What to Know
Skeleton sliders go down the track headfirst, on a different style of sled than in luge, and can reach speeds upwards of 80 mph
Medal contender Yun Sungbin of Korea could land the host nation its first Winter Olympic gold in an event not involving skates
In women's skeleton, Great Britain has a chance at its third straight gold from a third different woman. Laura Deas is 2018's hopeful
Korean skeleton star Yun Sungbin is absolutely obsessed with Iron Man. He collects the figurines. He's seen the movies. He knows every aspect of the superhero's story.
Some even call him Iron Man. He may be called Gold Man soon.
South Korea has 26 gold medals in its Winter Olympic history — all on ice, all with skates involved, most from speedskating. The nation doesn't have much of a sliding history, but has made great strides as it builds momentum to host the Pyeongchang Games. And Yun is certainly one of the host nation's top gold hopefuls, looking to parlay his home-track advantage into big things.
"I do believe that if I focus on what I should do, then everything will come out great," Yun told Korean media in early January.
He could be right.
Yun was the only slider on the circuit to finish first or second in each of the first six World Cup races this season. If there's any pressure on him as he goes into his second Olympics, and obviously his first at home, it's not showing.
He will face serious competition from the Latvian brother duo of Martins Dukurs and Tomass Dukurs, while Matt Antoine of the United States — a medalist from the Sochi Games — has been trying to build his entire season around peaking in Pyeongchang.

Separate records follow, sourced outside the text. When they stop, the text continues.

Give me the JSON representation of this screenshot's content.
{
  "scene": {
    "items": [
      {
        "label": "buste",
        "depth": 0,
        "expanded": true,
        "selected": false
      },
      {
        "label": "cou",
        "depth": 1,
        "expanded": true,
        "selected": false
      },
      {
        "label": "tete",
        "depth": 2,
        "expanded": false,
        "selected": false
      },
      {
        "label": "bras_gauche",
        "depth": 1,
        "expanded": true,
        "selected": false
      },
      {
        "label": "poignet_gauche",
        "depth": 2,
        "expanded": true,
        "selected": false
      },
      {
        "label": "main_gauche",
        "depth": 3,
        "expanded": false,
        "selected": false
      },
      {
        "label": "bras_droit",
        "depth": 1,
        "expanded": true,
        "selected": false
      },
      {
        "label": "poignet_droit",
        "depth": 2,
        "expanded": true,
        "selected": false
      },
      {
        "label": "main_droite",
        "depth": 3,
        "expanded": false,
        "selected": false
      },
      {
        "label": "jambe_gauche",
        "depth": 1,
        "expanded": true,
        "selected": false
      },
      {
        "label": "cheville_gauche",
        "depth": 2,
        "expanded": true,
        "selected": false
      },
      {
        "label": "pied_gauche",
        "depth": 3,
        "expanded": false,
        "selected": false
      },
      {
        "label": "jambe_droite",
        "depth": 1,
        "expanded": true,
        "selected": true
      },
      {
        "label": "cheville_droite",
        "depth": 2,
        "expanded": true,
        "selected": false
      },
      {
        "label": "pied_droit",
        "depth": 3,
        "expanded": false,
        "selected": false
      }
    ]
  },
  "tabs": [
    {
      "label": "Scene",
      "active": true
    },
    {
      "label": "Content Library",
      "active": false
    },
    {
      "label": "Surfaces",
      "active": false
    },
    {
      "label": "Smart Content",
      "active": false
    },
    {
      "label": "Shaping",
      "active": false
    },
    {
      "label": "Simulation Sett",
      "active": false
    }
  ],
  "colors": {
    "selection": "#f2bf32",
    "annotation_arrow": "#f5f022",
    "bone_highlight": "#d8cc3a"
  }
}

In women's skeleton, Britain might have a chance at a third straight gold from a third different woman. Laura Deas will look to carry on her team's tradition of winning the sport's biggest race, after Amy Williams in 2010 and Lizzy Yarnold in 2014. Since skeleton returned to the Olympic program in 2002, a British woman has won gold, silver or bronze every time.
Here's some of what to know going into skeleton at the Pyeongchang Games:
The women's race could be wide open with no fewer than 10 medal contenders from seven countries. Yun will be the men's favorite, and since the host Koreans have far more runs down the track at the Alpensia Sliding Center than anyone else his familiarity there could be the edge he needs.
WHAT IS IT
No, you may not call it "headfirst luge." Skeleton sliders go down the track headfirst, on a very different sled than those in the luge world, but can reach speeds exceeding 80 mph (128.74 kph). There's a sprint at the start as racers hang onto their sled, then they jump aboard and go on a wild ride for the next minute or so.
Nothing like a sibling rivalry, and in this case, poor Tomass Dukurs. The Latvian is one of the sport's very best sliders right now, but is also second-best in his own family. His brother Martins Dukurs finishes ahead of him more than 90 percent of the time when they've both been entered in the same international competition.
The future of women's skeleton is clear. Germany's Jacqueline Loelling is 22, Canada's Elisabeth Vathje is 23, and they have been consistently better than everyone else this season. This could be the start of a real Olympic rivalry.
A World Cup has two heats on one day; an Olympic competition has four heats over two days.
These are strange times in the Olympic world because of the fallout from the doping scandal that ensnared the host Russians at the Sochi Games four years ago. A pair of Russians had medals stripped, only to have them reinstated — for now, at least. So Katie Uhlaender , the hard-luck American veteran who has spent half her life chasing an Olympic medal, still doesn't have one. She finished fourth in Sochi, and was widely expected to be promoted to bronze until Elena Nikitina had her third-place finish in Sochi reinstated. "I have to focus on what I can control, and I have to focus on myself," Uhlaender said.
Dave Greszczyszyn of Canada is a 38-year-old who once was a teacher and part-time bus driver before deciding to pursue his Olympic skeleton hopes. He's called Alphabet, for obvious reasons.
John Daly of the U.S. will make headlines for his super-coiffed hair. He retired after a last-run disaster in Sochi, then came back while holding down a full-time job, and everything he's done over the last two years has been about getting ready for this race. He'll go for broke, and it may net him a medal.